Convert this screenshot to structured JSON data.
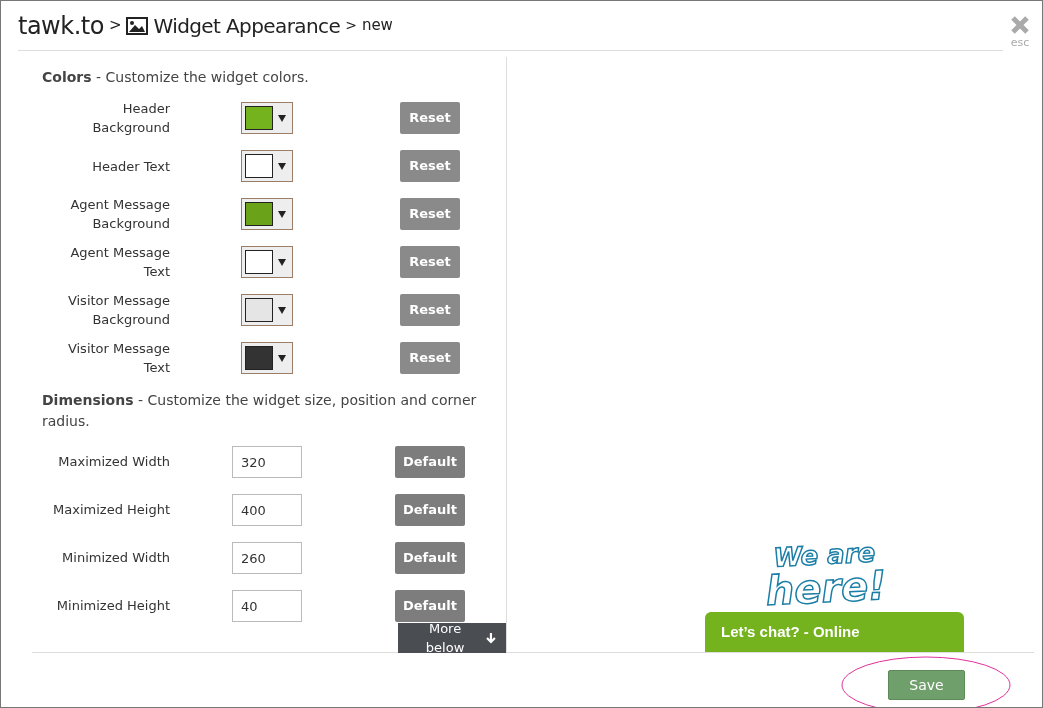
{
  "breadcrumb": {
    "brand": "tawk.to",
    "separator_1": ">",
    "page": "Widget Appearance",
    "separator_2": ">",
    "sub": "new"
  },
  "close": {
    "label": "esc"
  },
  "colors": {
    "heading": "Colors",
    "description": "- Customize the widget colors.",
    "rows": [
      {
        "label": "Header Background",
        "color": "#74b31d",
        "button": "Reset"
      },
      {
        "label": "Header Text",
        "color": "#ffffff",
        "button": "Reset"
      },
      {
        "label": "Agent Message Background",
        "color": "#6aa31a",
        "button": "Reset"
      },
      {
        "label": "Agent Message Text",
        "color": "#ffffff",
        "button": "Reset"
      },
      {
        "label": "Visitor Message Background",
        "color": "#e5e5e5",
        "button": "Reset"
      },
      {
        "label": "Visitor Message Text",
        "color": "#333333",
        "button": "Reset"
      }
    ]
  },
  "dimensions": {
    "heading": "Dimensions",
    "description": "- Customize the widget size, position and corner radius.",
    "rows": [
      {
        "label": "Maximized Width",
        "value": "320",
        "button": "Default"
      },
      {
        "label": "Maximized Height",
        "value": "400",
        "button": "Default"
      },
      {
        "label": "Minimized Width",
        "value": "260",
        "button": "Default"
      },
      {
        "label": "Minimized Height",
        "value": "40",
        "button": "Default"
      }
    ]
  },
  "more_below": "More below",
  "preview": {
    "logo_line_1": "We are",
    "logo_line_2": "here!",
    "chat_bar": "Let’s chat? - Online"
  },
  "save": "Save"
}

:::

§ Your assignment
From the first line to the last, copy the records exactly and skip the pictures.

§ Your response
Convert this screenshot to structured JSON data.
{
  "breadcrumb": {
    "brand": "tawk.to",
    "separator_1": ">",
    "page": "Widget Appearance",
    "separator_2": ">",
    "sub": "new"
  },
  "close": {
    "label": "esc"
  },
  "colors": {
    "heading": "Colors",
    "description": "- Customize the widget colors.",
    "rows": [
      {
        "label": "Header Background",
        "color": "#74b31d",
        "button": "Reset"
      },
      {
        "label": "Header Text",
        "color": "#ffffff",
        "button": "Reset"
      },
      {
        "label": "Agent Message Background",
        "color": "#6aa31a",
        "button": "Reset"
      },
      {
        "label": "Agent Message Text",
        "color": "#ffffff",
        "button": "Reset"
      },
      {
        "label": "Visitor Message Background",
        "color": "#e5e5e5",
        "button": "Reset"
      },
      {
        "label": "Visitor Message Text",
        "color": "#333333",
        "button": "Reset"
      }
    ]
  },
  "dimensions": {
    "heading": "Dimensions",
    "description": "- Customize the widget size, position and corner radius.",
    "rows": [
      {
        "label": "Maximized Width",
        "value": "320",
        "button": "Default"
      },
      {
        "label": "Maximized Height",
        "value": "400",
        "button": "Default"
      },
      {
        "label": "Minimized Width",
        "value": "260",
        "button": "Default"
      },
      {
        "label": "Minimized Height",
        "value": "40",
        "button": "Default"
      }
    ]
  },
  "more_below": "More below",
  "preview": {
    "logo_line_1": "We are",
    "logo_line_2": "here!",
    "chat_bar": "Let’s chat? - Online"
  },
  "save": "Save"
}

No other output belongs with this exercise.